(Data entries)

== Segment start ==

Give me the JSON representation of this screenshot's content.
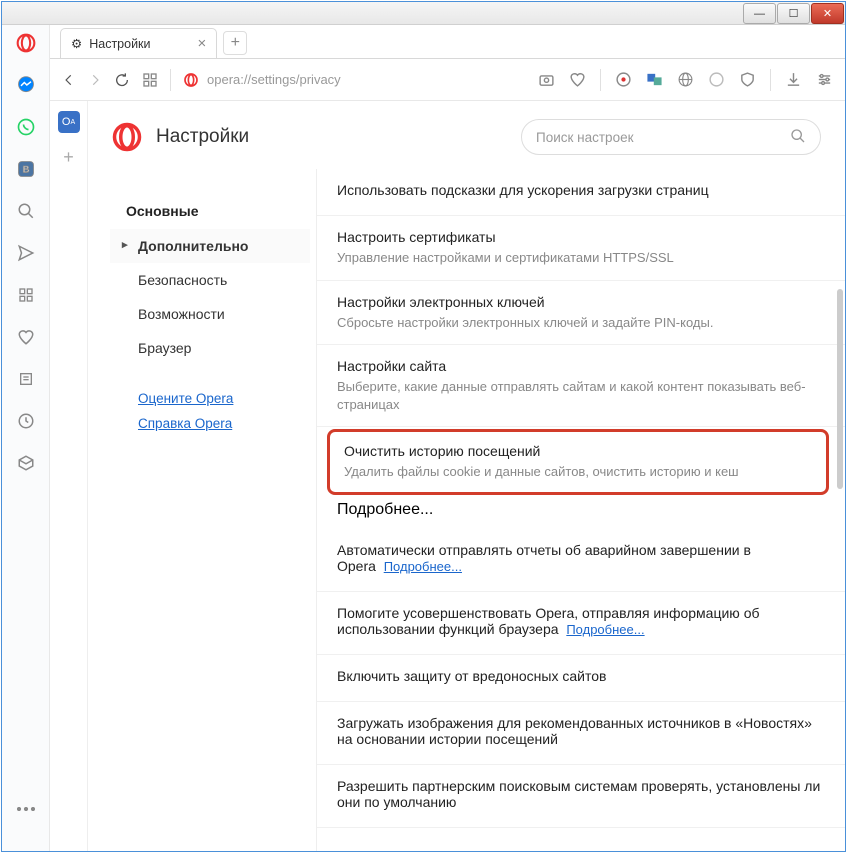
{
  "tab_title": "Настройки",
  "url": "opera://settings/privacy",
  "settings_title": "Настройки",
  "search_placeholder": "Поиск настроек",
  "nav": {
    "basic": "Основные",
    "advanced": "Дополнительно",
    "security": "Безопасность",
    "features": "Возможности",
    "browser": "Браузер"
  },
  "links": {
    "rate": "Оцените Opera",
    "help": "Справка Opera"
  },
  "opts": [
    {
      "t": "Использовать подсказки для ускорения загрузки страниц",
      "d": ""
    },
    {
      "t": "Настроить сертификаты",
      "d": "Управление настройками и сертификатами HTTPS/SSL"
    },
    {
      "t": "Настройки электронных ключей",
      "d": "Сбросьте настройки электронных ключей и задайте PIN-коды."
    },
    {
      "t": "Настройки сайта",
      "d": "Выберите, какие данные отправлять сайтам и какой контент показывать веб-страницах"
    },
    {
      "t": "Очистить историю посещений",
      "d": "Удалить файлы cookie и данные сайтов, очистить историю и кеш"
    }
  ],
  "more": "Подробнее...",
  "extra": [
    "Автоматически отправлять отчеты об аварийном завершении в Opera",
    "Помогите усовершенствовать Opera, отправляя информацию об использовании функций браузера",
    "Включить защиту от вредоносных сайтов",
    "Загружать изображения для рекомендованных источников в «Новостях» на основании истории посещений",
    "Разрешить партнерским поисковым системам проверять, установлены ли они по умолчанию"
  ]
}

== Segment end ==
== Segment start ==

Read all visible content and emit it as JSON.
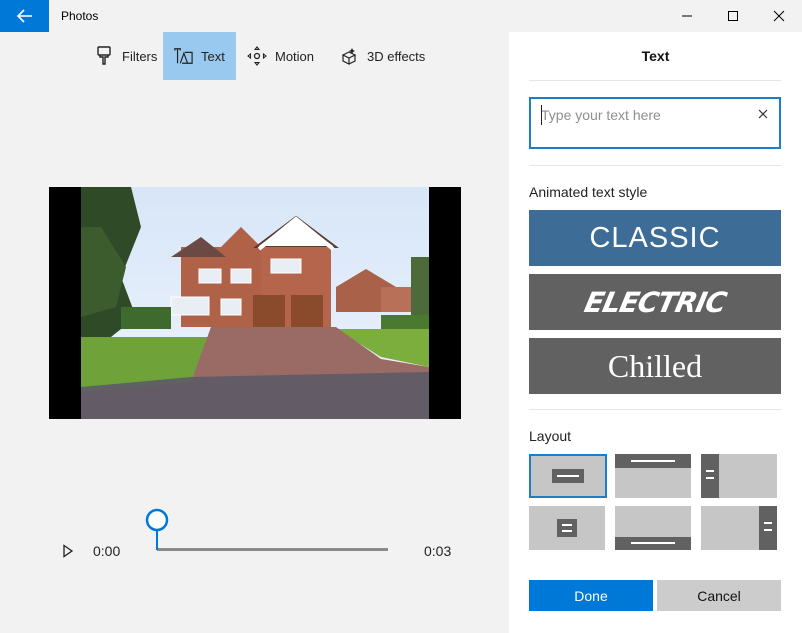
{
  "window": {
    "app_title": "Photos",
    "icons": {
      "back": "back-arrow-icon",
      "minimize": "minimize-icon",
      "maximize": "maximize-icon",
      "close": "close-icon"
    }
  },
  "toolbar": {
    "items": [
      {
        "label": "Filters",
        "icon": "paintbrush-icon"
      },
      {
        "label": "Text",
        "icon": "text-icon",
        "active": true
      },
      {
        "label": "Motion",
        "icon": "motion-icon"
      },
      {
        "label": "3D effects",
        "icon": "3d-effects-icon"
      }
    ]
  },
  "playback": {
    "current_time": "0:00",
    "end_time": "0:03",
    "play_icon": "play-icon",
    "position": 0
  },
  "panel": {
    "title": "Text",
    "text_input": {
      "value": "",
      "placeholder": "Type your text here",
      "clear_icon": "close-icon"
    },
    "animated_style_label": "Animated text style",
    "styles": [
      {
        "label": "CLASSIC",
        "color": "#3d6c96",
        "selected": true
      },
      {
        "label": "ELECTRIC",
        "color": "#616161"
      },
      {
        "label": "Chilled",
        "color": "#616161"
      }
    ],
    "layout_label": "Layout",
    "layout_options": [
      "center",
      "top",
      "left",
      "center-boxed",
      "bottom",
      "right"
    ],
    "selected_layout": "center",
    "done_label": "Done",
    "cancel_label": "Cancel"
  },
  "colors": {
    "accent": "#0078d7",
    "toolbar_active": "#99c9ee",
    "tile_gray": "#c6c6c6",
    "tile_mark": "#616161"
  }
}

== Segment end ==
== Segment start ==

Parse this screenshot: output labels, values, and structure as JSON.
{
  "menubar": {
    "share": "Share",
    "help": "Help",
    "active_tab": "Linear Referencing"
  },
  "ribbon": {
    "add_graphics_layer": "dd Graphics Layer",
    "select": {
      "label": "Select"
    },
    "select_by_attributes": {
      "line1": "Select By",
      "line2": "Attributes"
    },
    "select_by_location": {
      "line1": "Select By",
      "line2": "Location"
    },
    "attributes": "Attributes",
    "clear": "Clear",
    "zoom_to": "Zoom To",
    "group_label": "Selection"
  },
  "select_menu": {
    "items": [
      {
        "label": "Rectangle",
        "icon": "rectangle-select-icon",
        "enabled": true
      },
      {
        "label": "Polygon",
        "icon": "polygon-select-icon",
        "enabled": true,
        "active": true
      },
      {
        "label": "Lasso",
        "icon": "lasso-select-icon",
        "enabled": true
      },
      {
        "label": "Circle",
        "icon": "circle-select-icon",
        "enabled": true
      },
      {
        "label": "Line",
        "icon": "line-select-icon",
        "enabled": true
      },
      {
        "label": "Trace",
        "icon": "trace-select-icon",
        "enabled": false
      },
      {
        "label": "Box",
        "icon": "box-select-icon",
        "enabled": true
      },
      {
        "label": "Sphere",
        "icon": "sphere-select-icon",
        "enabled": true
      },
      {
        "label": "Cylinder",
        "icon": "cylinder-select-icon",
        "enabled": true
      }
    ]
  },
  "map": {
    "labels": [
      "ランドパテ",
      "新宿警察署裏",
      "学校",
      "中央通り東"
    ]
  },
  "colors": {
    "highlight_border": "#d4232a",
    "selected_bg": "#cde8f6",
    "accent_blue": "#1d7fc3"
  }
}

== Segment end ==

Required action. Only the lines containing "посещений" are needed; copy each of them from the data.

Output.
      "t": "Очистить историю посещений",
    "Загружать изображения для рекомендованных источников в «Новостях» на основании истории посещений",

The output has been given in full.